So I ask once again: What's a holiday? For the soldier overseas, what's the point? For the nurse working night shift in ICU, is it any different than any other day? For the mom doing the same exact thing day in and day out, does it even matter?
Tuesday, April 3, 2012
I go to a high risk OB once a month for management of my diabetes. It's in the nearest big city, about 45 minutes away, and because of the limited appointments for high risk patients it's always while the Mechanic is at work. So, I take Ladybug with me.
Since I had my little bed-rest incident, I've had several offers from people to keep Ladybug during my appointments. But, because she had her shots yesterday I knew she'd be extra cranky so I decided not to inflict her upon anyone today. It worked out fine since she had an eye doctor appointment shortly before my OB appointment anyway.
But the comments I receive do make me wonder about people. What kind of women come into these offices pregnant? They are astonished every time I go in there at my ability to balance everything, and the fact that I have my sugar log with me. Every other appointment I've gone in with a purse, diaper bag, baby, and drink. And I carried everything myself. They're floored by this. After being put on restriction, I ditched the purse and just put my wallet in the diaper bag, and I brought the umbrella stroller for Ladybug and balanced the diaper bag on the back, and they're still impressed. They were amazed (and actually used that word) when I managed to let them find baby #2's heartbeat while I was feeding Ladybug her bottle. Seriously? I had a pelvic exam done while holding her barely 3 weeks ago.

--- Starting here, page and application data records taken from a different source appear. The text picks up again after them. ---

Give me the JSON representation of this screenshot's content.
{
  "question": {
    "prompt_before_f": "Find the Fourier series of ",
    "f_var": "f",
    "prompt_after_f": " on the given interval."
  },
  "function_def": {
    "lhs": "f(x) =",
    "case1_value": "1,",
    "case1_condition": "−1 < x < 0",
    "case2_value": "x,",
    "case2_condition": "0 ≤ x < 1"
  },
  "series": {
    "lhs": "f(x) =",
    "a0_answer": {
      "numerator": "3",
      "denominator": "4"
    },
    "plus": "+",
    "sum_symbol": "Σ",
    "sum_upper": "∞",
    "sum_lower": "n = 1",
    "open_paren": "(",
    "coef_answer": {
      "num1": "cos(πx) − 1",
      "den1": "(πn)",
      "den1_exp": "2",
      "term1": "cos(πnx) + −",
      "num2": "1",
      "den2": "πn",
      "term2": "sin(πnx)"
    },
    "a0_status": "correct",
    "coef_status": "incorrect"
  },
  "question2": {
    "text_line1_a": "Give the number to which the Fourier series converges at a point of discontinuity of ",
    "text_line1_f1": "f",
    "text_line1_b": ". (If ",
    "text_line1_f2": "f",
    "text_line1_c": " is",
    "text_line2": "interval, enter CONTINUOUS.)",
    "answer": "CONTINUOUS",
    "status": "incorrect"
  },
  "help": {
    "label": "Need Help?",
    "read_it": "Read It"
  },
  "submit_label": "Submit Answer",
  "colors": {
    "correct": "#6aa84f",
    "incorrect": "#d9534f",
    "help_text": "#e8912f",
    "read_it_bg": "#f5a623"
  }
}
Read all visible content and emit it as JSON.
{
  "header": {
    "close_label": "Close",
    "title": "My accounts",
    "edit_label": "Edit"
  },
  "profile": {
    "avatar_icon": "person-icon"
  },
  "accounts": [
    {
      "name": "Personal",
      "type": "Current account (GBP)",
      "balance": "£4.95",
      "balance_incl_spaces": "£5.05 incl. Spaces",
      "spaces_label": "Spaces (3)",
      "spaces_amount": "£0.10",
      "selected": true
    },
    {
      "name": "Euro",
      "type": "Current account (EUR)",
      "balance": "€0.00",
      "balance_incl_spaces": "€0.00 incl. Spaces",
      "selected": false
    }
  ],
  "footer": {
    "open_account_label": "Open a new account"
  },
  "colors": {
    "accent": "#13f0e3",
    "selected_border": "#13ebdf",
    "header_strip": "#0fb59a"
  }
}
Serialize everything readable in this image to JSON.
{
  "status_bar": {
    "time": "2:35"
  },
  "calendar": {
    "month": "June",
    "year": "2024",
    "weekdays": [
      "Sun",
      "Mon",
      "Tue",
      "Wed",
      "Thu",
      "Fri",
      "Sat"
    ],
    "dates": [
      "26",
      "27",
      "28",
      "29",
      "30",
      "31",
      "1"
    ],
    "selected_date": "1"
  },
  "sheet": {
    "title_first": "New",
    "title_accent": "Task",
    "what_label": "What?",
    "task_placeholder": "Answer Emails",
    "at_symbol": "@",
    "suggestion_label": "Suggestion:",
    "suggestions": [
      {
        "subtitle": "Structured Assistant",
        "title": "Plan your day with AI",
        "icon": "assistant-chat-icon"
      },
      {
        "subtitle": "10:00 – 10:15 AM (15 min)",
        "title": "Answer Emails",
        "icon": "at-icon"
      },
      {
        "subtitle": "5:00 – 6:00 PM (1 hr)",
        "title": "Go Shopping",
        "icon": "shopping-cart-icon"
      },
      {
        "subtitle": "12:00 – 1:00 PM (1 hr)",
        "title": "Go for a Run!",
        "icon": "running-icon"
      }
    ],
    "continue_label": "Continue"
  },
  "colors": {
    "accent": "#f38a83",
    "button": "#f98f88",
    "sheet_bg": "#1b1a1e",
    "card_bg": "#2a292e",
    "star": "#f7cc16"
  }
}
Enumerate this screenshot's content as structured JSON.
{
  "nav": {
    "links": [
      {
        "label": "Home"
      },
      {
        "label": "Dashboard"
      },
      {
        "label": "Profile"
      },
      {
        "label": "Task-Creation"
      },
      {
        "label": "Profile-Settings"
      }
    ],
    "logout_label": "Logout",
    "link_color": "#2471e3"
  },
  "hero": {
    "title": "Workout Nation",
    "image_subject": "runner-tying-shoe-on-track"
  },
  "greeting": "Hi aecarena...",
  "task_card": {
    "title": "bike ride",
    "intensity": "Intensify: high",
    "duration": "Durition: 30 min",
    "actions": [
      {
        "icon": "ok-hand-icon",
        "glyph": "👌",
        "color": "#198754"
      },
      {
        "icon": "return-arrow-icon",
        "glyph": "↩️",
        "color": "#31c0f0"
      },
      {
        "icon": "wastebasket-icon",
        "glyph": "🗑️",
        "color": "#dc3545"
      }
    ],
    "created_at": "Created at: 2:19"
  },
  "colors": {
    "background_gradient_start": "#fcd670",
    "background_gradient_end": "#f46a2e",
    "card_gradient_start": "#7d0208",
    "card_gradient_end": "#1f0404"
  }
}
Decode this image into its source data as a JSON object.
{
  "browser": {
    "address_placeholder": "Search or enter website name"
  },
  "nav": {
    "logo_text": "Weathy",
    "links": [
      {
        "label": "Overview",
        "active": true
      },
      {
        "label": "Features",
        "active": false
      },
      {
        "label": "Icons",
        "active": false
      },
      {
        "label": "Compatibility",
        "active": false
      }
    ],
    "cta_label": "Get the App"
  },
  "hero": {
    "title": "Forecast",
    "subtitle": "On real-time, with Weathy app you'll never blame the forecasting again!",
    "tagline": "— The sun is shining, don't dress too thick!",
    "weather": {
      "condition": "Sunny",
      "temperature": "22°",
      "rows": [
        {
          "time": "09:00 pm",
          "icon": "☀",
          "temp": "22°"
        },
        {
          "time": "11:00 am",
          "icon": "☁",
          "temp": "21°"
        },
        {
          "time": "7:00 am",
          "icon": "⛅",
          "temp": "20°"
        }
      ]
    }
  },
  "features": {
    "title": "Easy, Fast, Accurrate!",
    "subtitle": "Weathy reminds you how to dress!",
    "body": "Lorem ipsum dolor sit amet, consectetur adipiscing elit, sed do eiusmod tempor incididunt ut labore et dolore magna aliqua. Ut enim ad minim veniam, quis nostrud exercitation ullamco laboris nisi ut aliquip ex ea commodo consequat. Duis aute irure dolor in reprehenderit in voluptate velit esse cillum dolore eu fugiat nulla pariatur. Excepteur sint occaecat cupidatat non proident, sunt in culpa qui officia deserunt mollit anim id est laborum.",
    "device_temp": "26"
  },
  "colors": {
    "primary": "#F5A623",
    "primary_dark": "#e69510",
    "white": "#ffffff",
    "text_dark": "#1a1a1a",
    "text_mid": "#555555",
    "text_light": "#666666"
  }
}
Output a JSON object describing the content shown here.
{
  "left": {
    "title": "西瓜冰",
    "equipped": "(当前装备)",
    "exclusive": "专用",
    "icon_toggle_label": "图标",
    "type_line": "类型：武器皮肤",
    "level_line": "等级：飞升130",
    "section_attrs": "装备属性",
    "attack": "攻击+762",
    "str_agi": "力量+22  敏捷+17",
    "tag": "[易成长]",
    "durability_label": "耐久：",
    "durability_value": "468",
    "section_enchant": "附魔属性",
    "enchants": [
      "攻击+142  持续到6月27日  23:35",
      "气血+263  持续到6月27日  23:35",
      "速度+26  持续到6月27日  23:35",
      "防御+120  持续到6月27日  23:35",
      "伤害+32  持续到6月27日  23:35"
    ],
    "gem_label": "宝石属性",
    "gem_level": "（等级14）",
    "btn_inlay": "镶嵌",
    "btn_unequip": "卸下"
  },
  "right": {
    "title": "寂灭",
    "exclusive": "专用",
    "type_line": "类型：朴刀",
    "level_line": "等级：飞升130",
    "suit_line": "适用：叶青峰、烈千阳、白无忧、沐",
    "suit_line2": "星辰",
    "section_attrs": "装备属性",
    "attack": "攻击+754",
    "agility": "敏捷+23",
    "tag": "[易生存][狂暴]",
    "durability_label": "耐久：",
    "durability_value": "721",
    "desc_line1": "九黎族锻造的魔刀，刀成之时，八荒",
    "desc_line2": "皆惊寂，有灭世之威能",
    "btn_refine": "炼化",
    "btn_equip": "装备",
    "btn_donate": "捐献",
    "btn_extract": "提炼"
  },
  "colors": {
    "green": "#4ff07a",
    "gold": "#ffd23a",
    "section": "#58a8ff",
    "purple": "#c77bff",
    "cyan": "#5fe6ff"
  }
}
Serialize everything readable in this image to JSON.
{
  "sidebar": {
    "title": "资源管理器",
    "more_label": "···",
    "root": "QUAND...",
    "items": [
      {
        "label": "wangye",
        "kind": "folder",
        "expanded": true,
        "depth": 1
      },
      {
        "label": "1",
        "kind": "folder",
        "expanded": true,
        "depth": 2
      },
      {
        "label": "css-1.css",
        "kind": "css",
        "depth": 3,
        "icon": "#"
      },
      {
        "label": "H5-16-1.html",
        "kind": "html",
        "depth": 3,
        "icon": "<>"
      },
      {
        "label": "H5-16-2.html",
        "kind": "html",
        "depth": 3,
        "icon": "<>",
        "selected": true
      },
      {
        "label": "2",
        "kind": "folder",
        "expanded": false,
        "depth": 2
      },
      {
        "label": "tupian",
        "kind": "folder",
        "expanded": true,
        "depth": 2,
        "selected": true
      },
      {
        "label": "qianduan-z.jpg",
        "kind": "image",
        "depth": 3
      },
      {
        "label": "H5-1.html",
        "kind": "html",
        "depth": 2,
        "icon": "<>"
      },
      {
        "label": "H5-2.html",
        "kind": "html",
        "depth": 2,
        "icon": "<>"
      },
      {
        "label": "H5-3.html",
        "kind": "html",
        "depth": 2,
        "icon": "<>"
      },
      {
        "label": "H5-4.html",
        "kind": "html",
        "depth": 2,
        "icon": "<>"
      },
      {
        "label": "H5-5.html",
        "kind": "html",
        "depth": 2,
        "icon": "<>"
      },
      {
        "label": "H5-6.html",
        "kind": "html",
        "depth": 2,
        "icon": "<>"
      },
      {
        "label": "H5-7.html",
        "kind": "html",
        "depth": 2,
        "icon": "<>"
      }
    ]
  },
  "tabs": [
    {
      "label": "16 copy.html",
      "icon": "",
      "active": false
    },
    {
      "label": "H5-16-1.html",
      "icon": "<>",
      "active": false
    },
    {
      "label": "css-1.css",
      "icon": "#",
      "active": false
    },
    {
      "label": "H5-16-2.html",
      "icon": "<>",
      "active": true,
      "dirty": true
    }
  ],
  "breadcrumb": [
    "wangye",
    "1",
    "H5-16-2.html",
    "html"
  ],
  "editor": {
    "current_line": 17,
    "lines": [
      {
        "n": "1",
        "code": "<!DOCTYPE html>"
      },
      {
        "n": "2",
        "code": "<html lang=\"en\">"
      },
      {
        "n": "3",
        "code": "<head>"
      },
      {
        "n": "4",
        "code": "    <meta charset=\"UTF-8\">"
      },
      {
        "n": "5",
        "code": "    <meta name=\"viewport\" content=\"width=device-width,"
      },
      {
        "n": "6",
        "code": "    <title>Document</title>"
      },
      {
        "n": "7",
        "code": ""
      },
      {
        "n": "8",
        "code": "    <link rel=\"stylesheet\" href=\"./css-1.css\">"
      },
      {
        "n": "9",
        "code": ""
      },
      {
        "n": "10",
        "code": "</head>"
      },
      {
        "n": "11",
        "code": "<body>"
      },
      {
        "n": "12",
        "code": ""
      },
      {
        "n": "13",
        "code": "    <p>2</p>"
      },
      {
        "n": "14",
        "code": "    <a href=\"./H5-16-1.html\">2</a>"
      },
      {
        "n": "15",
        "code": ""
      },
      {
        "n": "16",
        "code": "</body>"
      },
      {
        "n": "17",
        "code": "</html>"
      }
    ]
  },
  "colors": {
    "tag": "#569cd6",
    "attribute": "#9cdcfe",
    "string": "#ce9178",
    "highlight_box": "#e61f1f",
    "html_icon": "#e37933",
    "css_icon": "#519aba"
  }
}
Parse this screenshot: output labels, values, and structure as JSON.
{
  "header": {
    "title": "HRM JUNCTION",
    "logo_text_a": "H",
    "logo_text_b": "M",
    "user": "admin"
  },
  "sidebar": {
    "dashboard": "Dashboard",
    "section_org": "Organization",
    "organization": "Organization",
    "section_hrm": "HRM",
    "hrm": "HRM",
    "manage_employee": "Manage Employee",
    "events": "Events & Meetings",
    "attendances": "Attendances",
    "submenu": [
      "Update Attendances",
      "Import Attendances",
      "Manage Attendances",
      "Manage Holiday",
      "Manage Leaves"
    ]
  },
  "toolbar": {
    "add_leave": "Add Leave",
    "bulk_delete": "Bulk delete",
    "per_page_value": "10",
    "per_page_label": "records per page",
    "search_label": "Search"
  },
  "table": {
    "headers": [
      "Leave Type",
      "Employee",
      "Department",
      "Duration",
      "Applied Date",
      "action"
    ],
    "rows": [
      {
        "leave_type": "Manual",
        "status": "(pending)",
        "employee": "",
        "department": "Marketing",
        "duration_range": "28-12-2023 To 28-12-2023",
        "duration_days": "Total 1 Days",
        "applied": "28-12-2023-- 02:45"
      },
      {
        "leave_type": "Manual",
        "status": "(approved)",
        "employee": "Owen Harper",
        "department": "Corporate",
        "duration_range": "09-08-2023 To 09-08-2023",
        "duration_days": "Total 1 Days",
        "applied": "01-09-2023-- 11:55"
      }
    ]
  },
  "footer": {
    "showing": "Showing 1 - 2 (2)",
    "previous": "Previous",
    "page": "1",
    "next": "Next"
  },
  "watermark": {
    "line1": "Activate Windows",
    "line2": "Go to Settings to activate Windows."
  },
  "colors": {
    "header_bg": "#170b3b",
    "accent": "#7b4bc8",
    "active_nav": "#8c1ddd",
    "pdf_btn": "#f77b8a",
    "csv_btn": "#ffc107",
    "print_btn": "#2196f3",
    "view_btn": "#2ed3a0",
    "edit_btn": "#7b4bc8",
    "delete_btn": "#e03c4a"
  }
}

You're going in because of your diabetes... would it not make sense that you'd bring your log with you? And if you have a child and get pregnant with another one... unless there are medical reasons you can't care for your child, I don't see any reason why one woman cannot handle one small baby in a medical office. It's not like she's old enough to climb or run around. But from the reactions of the staff... I'm under the impression that they don't see this often. And when I look around the office... most people bring someone else with them. If not multiple someone's.
Now I sure don't blame the people who might get bad news. I brought my hubby to the appointment with the surgeon (plus the fact that it's a 4 hour drive one way). And I don't blame the people with multiples, or who have two or more children. An extra hand is nice. But a non-mobile baby? That's not impressive folks. That's called being a mother.